[Items from an interface collection]
==================================================

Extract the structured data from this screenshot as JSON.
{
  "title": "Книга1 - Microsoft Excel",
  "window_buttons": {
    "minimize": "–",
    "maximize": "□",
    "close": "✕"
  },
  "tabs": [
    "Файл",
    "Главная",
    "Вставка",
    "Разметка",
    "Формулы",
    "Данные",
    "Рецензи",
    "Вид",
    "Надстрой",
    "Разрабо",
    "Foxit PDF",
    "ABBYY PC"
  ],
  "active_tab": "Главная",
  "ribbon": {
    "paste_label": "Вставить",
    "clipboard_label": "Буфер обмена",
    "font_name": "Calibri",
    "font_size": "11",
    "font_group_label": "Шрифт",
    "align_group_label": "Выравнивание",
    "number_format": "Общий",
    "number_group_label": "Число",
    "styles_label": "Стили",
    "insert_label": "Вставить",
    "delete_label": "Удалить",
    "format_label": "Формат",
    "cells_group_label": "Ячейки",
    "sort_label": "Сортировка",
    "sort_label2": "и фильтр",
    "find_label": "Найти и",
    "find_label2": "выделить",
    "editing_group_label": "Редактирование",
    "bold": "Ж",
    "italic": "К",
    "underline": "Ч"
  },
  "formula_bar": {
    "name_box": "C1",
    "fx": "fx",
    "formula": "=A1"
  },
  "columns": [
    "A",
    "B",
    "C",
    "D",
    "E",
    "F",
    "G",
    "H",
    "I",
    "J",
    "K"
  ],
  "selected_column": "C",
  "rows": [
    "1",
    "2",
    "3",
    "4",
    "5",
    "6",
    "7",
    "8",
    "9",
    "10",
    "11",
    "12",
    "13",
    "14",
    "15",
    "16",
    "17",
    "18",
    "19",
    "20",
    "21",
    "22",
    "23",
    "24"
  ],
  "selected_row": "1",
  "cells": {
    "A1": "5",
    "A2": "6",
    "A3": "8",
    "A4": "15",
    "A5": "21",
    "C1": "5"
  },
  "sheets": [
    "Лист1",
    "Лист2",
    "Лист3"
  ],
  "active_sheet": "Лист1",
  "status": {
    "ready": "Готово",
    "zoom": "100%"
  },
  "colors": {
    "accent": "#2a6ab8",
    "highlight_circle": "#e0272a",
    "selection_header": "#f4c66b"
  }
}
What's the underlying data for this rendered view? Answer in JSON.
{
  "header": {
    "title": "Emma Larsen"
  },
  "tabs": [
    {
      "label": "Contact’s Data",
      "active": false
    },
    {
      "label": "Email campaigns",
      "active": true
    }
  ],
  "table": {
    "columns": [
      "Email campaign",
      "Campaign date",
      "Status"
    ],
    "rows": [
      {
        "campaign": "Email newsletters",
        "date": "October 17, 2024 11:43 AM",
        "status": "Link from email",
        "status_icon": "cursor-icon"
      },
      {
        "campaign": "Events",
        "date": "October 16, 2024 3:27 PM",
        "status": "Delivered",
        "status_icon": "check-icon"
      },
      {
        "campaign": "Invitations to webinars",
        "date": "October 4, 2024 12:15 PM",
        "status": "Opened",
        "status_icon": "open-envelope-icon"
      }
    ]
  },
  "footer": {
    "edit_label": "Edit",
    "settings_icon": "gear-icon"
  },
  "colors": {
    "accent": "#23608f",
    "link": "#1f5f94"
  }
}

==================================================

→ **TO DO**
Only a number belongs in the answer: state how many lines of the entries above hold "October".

→ **TASK RESPONSE**
3